Now, for the sake of argument, let’s say that the coming of the son of man here refers to the second coming, and not to Jesus’ kingly vindication via the destruction of Jerusalem; that doesn’t change the fact that he predicted this “coming” within the expected lifetime of his audience at that time. This is why C.S. Lewis, in a 1960 essay, called Matthew 24:34 “the most embarrassing verse in the Bible”. Of course, I think Lewis was wrong to assume that the phrase in question refers to the second coming, but I still appreciate his honesty in admitting the plain sense meaning of the text regarding “this generation”. Futurism just isn’t an exegetically viable option where this text is concerned.

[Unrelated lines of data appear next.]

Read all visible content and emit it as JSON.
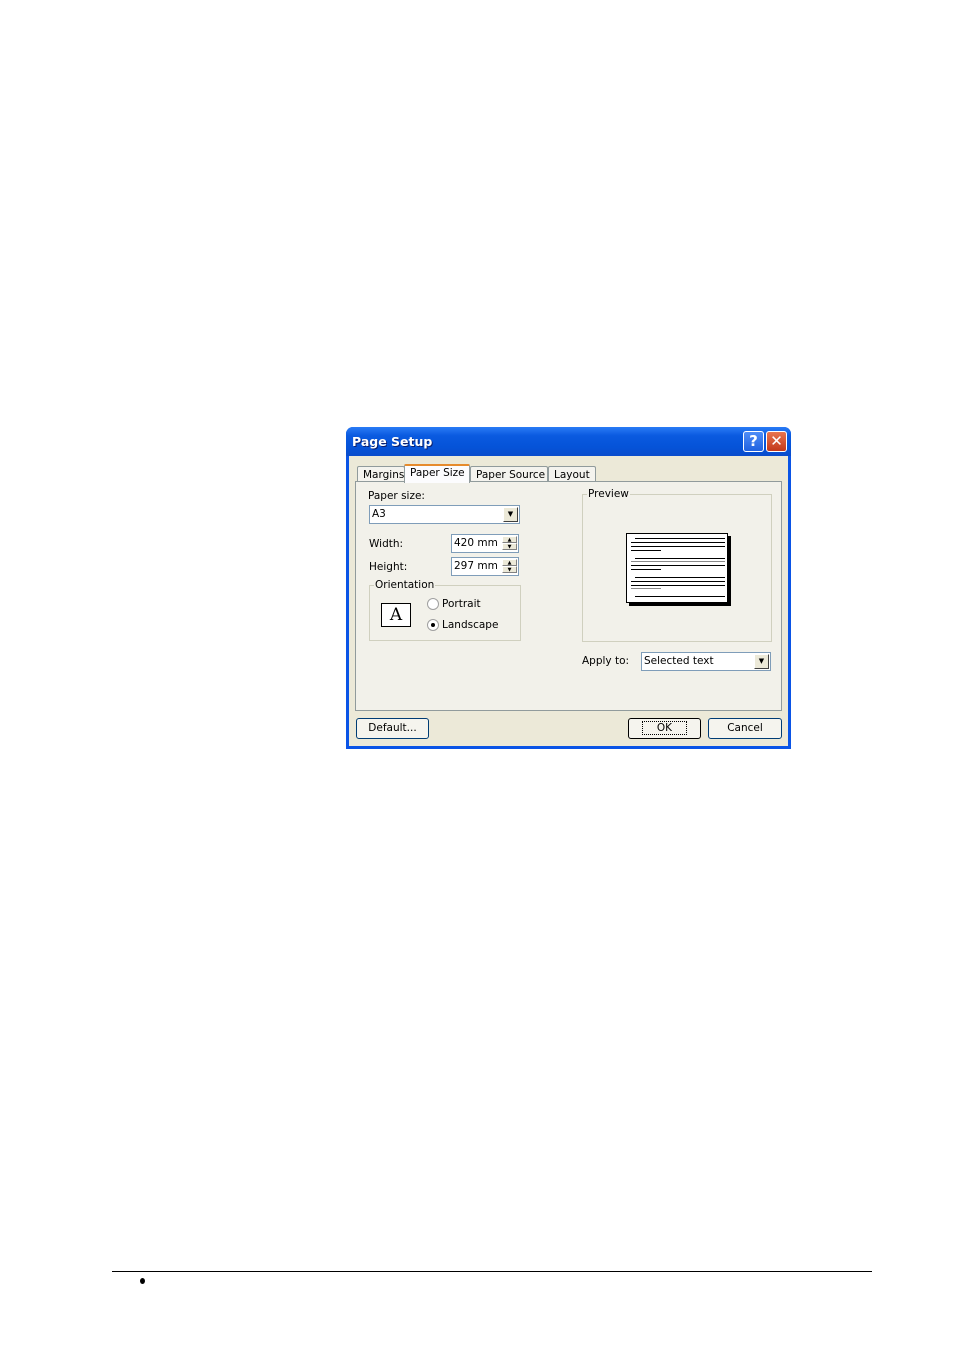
{
  "dialog": {
    "title": "Page Setup",
    "help_button": "?",
    "close_button": "✕",
    "tabs": [
      {
        "label": "Margins",
        "active": false
      },
      {
        "label": "Paper Size",
        "active": true
      },
      {
        "label": "Paper Source",
        "active": false
      },
      {
        "label": "Layout",
        "active": false
      }
    ],
    "paper_size": {
      "label": "Paper size:",
      "value": "A3"
    },
    "width": {
      "label": "Width:",
      "value": "420 mm"
    },
    "height": {
      "label": "Height:",
      "value": "297 mm"
    },
    "orientation": {
      "legend": "Orientation",
      "icon_glyph": "A",
      "options": [
        {
          "label": "Portrait",
          "selected": false
        },
        {
          "label": "Landscape",
          "selected": true
        }
      ]
    },
    "preview": {
      "legend": "Preview"
    },
    "apply_to": {
      "label": "Apply to:",
      "value": "Selected text"
    },
    "buttons": {
      "default": "Default...",
      "ok": "OK",
      "cancel": "Cancel"
    }
  },
  "footer": {
    "bullet": "•"
  }
}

The second text (Matt 10:23) has received less attention than the first, but it places the timing of Jesus’ expectation in an even clearer light. The disciples will not even finish going through all the towns of Israel “before the son of man comes”. As Albert Schweitzer argued over a century ago, it is sufficiently evident that Jesus’ words here should not be in any way weakened down. But given that the “coming” of Daniel 7:13-14 speaks of the exaltation (and not the “descent” to earth) of the son of man to receive the kingdom, it seems likely that Matthew regarded this saying as having been fulfilled by the time of the Great Commission, when the resurrected Jesus, having received all authority in heaven and on earth, sends the disciples out beyond the boarders of Israel to call the whole world into the kingdom (Matt 28:18-20).

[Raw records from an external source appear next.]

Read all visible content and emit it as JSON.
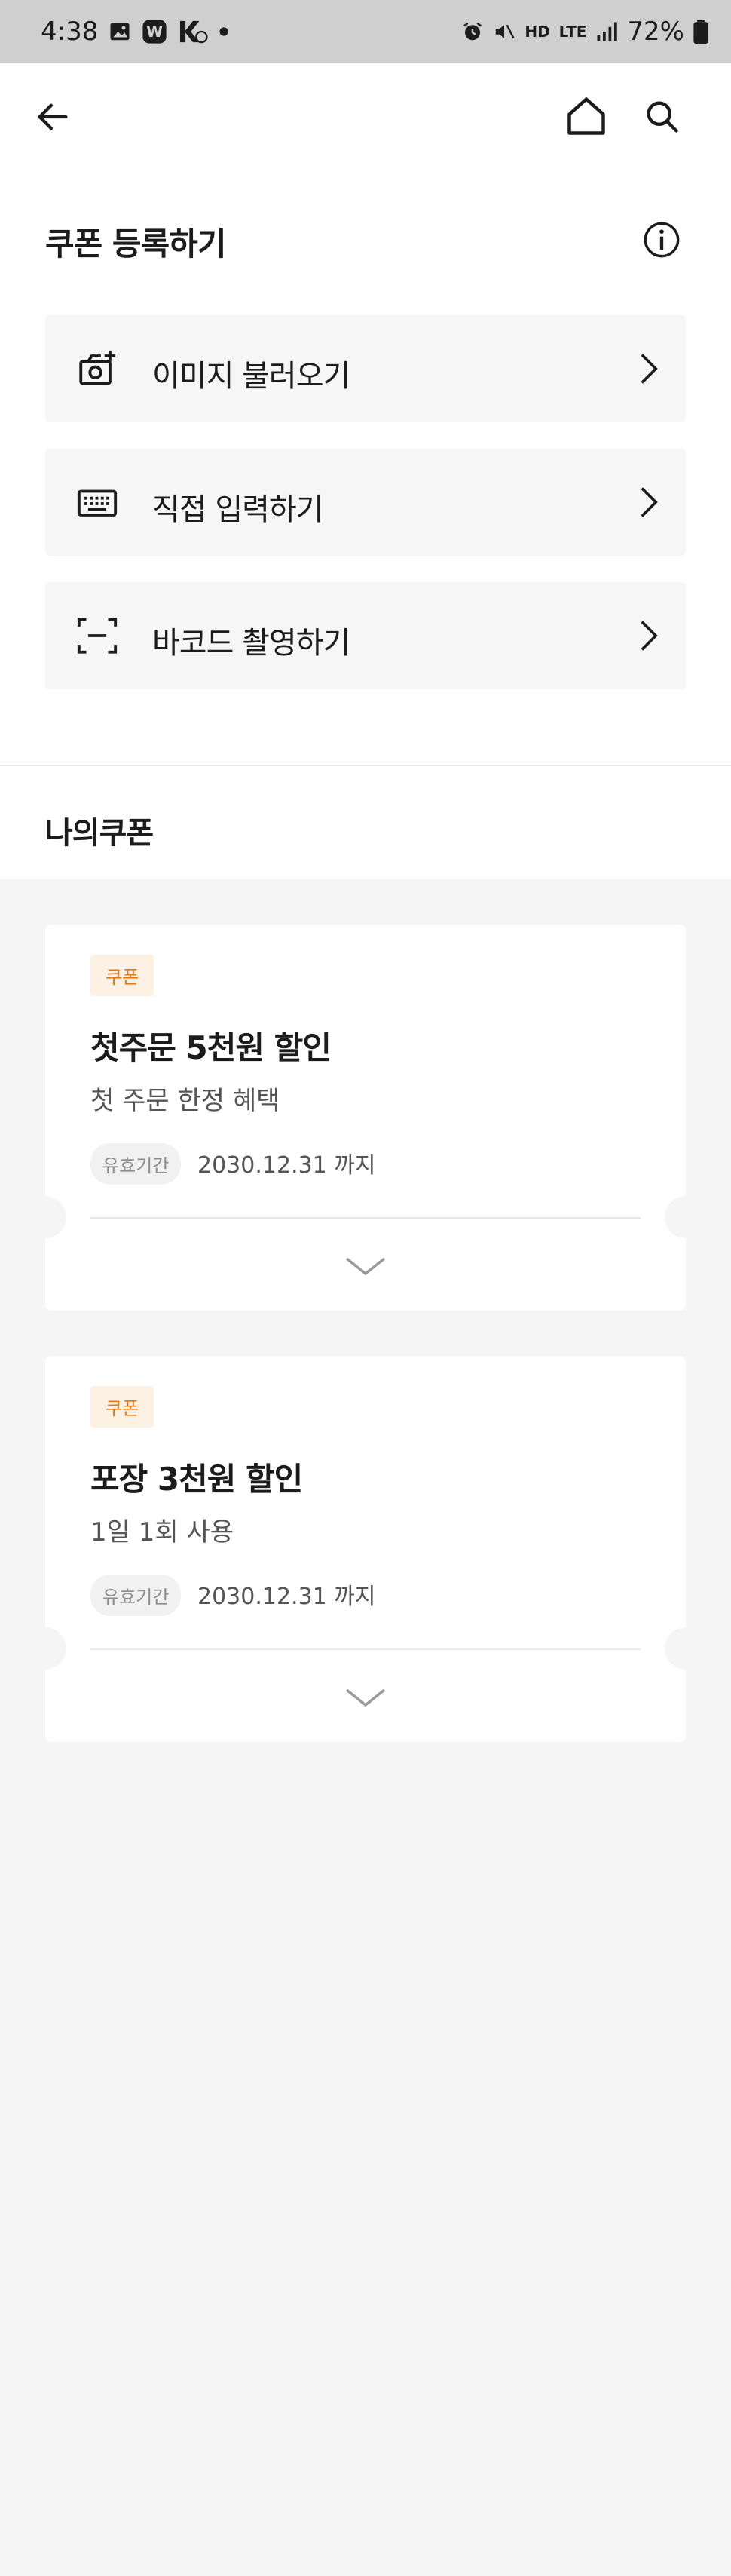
{
  "status_bar": {
    "time": "4:38",
    "battery": "72%",
    "network": "LTE",
    "hd": "HD"
  },
  "nav": {
    "back_icon": "arrow-left-icon",
    "home_icon": "home-icon",
    "search_icon": "search-icon"
  },
  "register": {
    "title": "쿠폰 등록하기",
    "info_icon": "info-icon",
    "options": [
      {
        "label": "이미지 불러오기",
        "icon": "camera-plus-icon"
      },
      {
        "label": "직접 입력하기",
        "icon": "keyboard-icon"
      },
      {
        "label": "바코드 촬영하기",
        "icon": "scan-frame-icon"
      }
    ]
  },
  "my_coupons": {
    "title": "나의쿠폰",
    "items": [
      {
        "badge": "쿠폰",
        "title": "첫주문 5천원 할인",
        "subtitle": "첫 주문 한정 혜택",
        "period_label": "유효기간",
        "period_value": "2030.12.31 까지"
      },
      {
        "badge": "쿠폰",
        "title": "포장 3천원 할인",
        "subtitle": "1일 1회 사용",
        "period_label": "유효기간",
        "period_value": "2030.12.31 까지"
      }
    ]
  },
  "colors": {
    "badge_bg": "#fdf1e4",
    "badge_text": "#e07a1a",
    "page_bg": "#f5f5f5"
  }
}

The third text (Matt 16:27-28) only solidifies this impression further. There are some of Jesus’ hearers who will live to see the kingdom of the son of man, when he comes in the glory of his father and rewards everyone for their deeds. This text adds to the two above by explicitly identifying the coming of the son of man with the arrival of the kingdom, just as the son of man receives the kingdom from the Ancient of Days in Daniel 7:13. It also bears mentioning that in all three Synoptic accounts this saying appears just after Peter’s confession and just before the Transfiguration, when Jesus begins to subvert the disciples’ kingdom expectation in light of the cross and resurrection. Jesus elsewhere alludes to the kingdom of Daniel 7 with his coming suffering in mind (e.g. Mark 10:45). Is he perhaps doing that here?

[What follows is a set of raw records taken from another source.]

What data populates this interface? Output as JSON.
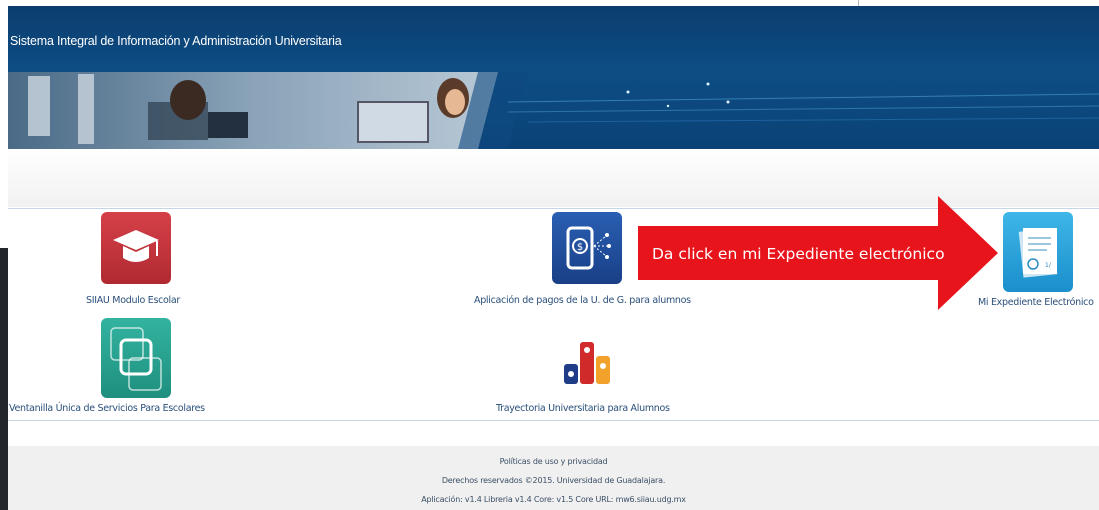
{
  "header": {
    "title": "Sistema Integral de Información y Administración Universitaria"
  },
  "apps": [
    {
      "label": "SIIAU Modulo Escolar",
      "icon": "graduation-cap-icon",
      "color": "#c8323a"
    },
    {
      "label": "Aplicación de pagos de la U. de G. para alumnos",
      "icon": "mobile-payment-icon",
      "color": "#1f4f9c"
    },
    {
      "label": "Mi Expediente Electrónico",
      "icon": "document-folder-icon",
      "color": "#1e9ad6"
    },
    {
      "label": "Ventanilla Única de Servicios Para Escolares",
      "icon": "stacked-squares-icon",
      "color": "#27a391"
    },
    {
      "label": "Trayectoria Universitaria para Alumnos",
      "icon": "bar-chart-icon",
      "color": "#d12a2a"
    }
  ],
  "annotation": {
    "text": "Da click en mi Expediente electrónico",
    "color": "#e8141c"
  },
  "footer": {
    "policy_link": "Políticas de uso y privacidad",
    "copyright": "Derechos reservados ©2015. Universidad de Guadalajara.",
    "version": "Aplicación: v1.4 Libreria v1.4 Core: v1.5 Core URL: mw6.siiau.udg.mx"
  }
}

The fourth text (Matt 26:63-64) is much more significant than many English translations imply. The key phrase here is “from now on” or “hereafter,” which literally means “from this time forward”. Here Jesus combines his characteristic allusion to Daniel 7 with an allusion to Psalm 110: “The Lord said to my lord, ‘Sit at my right hand, till I make your enemies your footstool’. The Lord shall send the rod of your strength out of Zion. Rule in the midst of your enemies!” Is it a coincidence that Jesus quotes from this passage right after being accused of conspiring against the Temple? Is that why Caiaphas, the high priest, was sent into such a rage? Whatever the answer, the central question is this: What did Jesus see happening at that time which could be interpreted as the messianic enthronement of Daniel 7 and Psalm 110?

In summary, each text speaks clearly for itself: (1) “This generation will not pass away”; (2) “before you finish going through all the cities of Israel”; (3) “there are some standing here who will not taste death”; (4) “from now on...” The cumulative effect of all four passages is overwhelming. Whatever we might say about the content of this prediction, it appears glaringly obvious that Jesus anticipated this “coming” very quickly, to the point of being almost present, and that in his mind it was directly connected to what he saw himself doing at that time. This conclusion is so firmly based in the explicit words of Jesus, and in the parallel accounts of all three Synoptic gospels, that it is as close to a “proven fact” as any point of biblical theology can be.